** Opening AVAILABLE RECORDS block **

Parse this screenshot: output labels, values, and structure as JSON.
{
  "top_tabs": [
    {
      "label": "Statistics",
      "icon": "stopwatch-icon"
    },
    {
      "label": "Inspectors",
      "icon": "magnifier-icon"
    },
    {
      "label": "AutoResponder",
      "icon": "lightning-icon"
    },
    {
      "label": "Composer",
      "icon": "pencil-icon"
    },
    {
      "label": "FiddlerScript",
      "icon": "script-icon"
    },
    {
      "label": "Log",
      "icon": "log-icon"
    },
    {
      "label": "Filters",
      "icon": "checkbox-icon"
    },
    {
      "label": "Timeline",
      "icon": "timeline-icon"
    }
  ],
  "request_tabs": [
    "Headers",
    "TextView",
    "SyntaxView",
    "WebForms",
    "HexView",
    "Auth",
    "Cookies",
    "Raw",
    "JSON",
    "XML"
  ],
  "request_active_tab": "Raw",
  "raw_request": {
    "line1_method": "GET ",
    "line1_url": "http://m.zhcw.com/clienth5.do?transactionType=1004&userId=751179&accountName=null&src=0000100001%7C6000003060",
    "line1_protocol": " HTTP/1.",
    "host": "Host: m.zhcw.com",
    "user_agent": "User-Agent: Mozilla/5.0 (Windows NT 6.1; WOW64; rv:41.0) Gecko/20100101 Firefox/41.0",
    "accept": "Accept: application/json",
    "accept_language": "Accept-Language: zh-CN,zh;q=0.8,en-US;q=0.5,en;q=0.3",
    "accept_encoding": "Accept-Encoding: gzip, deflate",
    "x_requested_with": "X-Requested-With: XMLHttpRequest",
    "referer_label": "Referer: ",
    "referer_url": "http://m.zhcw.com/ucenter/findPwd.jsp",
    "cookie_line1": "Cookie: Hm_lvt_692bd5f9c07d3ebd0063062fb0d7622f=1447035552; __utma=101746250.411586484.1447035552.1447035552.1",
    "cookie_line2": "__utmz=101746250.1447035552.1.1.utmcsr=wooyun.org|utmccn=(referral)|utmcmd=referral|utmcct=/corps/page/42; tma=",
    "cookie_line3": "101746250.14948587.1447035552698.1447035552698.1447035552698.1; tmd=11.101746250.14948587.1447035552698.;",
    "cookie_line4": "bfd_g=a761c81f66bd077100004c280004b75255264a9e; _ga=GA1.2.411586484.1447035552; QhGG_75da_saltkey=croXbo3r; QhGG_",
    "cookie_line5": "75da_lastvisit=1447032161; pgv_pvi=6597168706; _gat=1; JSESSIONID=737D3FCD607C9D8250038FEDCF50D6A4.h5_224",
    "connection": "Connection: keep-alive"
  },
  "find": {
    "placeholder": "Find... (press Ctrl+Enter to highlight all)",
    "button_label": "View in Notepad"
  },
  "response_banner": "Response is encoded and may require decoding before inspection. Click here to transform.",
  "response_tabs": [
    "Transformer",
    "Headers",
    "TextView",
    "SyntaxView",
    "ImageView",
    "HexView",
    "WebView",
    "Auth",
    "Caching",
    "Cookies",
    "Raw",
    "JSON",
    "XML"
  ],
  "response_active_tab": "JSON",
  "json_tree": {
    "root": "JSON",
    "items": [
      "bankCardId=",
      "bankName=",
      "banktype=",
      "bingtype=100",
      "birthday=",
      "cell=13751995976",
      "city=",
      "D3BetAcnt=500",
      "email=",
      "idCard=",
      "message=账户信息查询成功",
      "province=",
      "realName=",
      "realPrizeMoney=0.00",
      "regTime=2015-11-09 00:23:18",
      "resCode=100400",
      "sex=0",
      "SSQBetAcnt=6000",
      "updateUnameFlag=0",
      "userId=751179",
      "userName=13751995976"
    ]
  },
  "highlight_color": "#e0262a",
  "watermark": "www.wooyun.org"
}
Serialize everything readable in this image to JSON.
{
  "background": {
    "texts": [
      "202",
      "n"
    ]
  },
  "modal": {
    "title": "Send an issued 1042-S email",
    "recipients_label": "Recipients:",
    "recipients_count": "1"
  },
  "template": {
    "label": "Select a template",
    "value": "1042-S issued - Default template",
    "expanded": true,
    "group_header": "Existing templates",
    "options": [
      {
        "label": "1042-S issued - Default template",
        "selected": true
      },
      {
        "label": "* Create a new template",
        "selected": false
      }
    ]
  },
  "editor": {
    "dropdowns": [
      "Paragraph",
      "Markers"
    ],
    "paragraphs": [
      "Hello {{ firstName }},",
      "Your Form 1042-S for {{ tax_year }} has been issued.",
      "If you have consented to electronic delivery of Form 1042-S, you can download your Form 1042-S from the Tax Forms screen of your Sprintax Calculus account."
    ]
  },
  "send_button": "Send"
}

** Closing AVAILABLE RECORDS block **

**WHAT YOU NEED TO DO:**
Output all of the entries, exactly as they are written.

**RESPONSE AREA:**
Parse this screenshot: output labels, values, and structure as JSON.
{
  "top_tabs": [
    {
      "label": "Statistics",
      "icon": "stopwatch-icon"
    },
    {
      "label": "Inspectors",
      "icon": "magnifier-icon"
    },
    {
      "label": "AutoResponder",
      "icon": "lightning-icon"
    },
    {
      "label": "Composer",
      "icon": "pencil-icon"
    },
    {
      "label": "FiddlerScript",
      "icon": "script-icon"
    },
    {
      "label": "Log",
      "icon": "log-icon"
    },
    {
      "label": "Filters",
      "icon": "checkbox-icon"
    },
    {
      "label": "Timeline",
      "icon": "timeline-icon"
    }
  ],
  "request_tabs": [
    "Headers",
    "TextView",
    "SyntaxView",
    "WebForms",
    "HexView",
    "Auth",
    "Cookies",
    "Raw",
    "JSON",
    "XML"
  ],
  "request_active_tab": "Raw",
  "raw_request": {
    "line1_method": "GET ",
    "line1_url": "http://m.zhcw.com/clienth5.do?transactionType=1004&userId=751179&accountName=null&src=0000100001%7C6000003060",
    "line1_protocol": " HTTP/1.",
    "host": "Host: m.zhcw.com",
    "user_agent": "User-Agent: Mozilla/5.0 (Windows NT 6.1; WOW64; rv:41.0) Gecko/20100101 Firefox/41.0",
    "accept": "Accept: application/json",
    "accept_language": "Accept-Language: zh-CN,zh;q=0.8,en-US;q=0.5,en;q=0.3",
    "accept_encoding": "Accept-Encoding: gzip, deflate",
    "x_requested_with": "X-Requested-With: XMLHttpRequest",
    "referer_label": "Referer: ",
    "referer_url": "http://m.zhcw.com/ucenter/findPwd.jsp",
    "cookie_line1": "Cookie: Hm_lvt_692bd5f9c07d3ebd0063062fb0d7622f=1447035552; __utma=101746250.411586484.1447035552.1447035552.1",
    "cookie_line2": "__utmz=101746250.1447035552.1.1.utmcsr=wooyun.org|utmccn=(referral)|utmcmd=referral|utmcct=/corps/page/42; tma=",
    "cookie_line3": "101746250.14948587.1447035552698.1447035552698.1447035552698.1; tmd=11.101746250.14948587.1447035552698.;",
    "cookie_line4": "bfd_g=a761c81f66bd077100004c280004b75255264a9e; _ga=GA1.2.411586484.1447035552; QhGG_75da_saltkey=croXbo3r; QhGG_",
    "cookie_line5": "75da_lastvisit=1447032161; pgv_pvi=6597168706; _gat=1; JSESSIONID=737D3FCD607C9D8250038FEDCF50D6A4.h5_224",
    "connection": "Connection: keep-alive"
  },
  "find": {
    "placeholder": "Find... (press Ctrl+Enter to highlight all)",
    "button_label": "View in Notepad"
  },
  "response_banner": "Response is encoded and may require decoding before inspection. Click here to transform.",
  "response_tabs": [
    "Transformer",
    "Headers",
    "TextView",
    "SyntaxView",
    "ImageView",
    "HexView",
    "WebView",
    "Auth",
    "Caching",
    "Cookies",
    "Raw",
    "JSON",
    "XML"
  ],
  "response_active_tab": "JSON",
  "json_tree": {
    "root": "JSON",
    "items": [
      "bankCardId=",
      "bankName=",
      "banktype=",
      "bingtype=100",
      "birthday=",
      "cell=13751995976",
      "city=",
      "D3BetAcnt=500",
      "email=",
      "idCard=",
      "message=账户信息查询成功",
      "province=",
      "realName=",
      "realPrizeMoney=0.00",
      "regTime=2015-11-09 00:23:18",
      "resCode=100400",
      "sex=0",
      "SSQBetAcnt=6000",
      "updateUnameFlag=0",
      "userId=751179",
      "userName=13751995976"
    ]
  },
  "highlight_color": "#e0262a",
  "watermark": "www.wooyun.org"
}
Serialize everything readable in this image to JSON.
{
  "background": {
    "texts": [
      "202",
      "n"
    ]
  },
  "modal": {
    "title": "Send an issued 1042-S email",
    "recipients_label": "Recipients:",
    "recipients_count": "1"
  },
  "template": {
    "label": "Select a template",
    "value": "1042-S issued - Default template",
    "expanded": true,
    "group_header": "Existing templates",
    "options": [
      {
        "label": "1042-S issued - Default template",
        "selected": true
      },
      {
        "label": "* Create a new template",
        "selected": false
      }
    ]
  },
  "editor": {
    "dropdowns": [
      "Paragraph",
      "Markers"
    ],
    "paragraphs": [
      "Hello {{ firstName }},",
      "Your Form 1042-S for {{ tax_year }} has been issued.",
      "If you have consented to electronic delivery of Form 1042-S, you can download your Form 1042-S from the Tax Forms screen of your Sprintax Calculus account."
    ]
  },
  "send_button": "Send"
}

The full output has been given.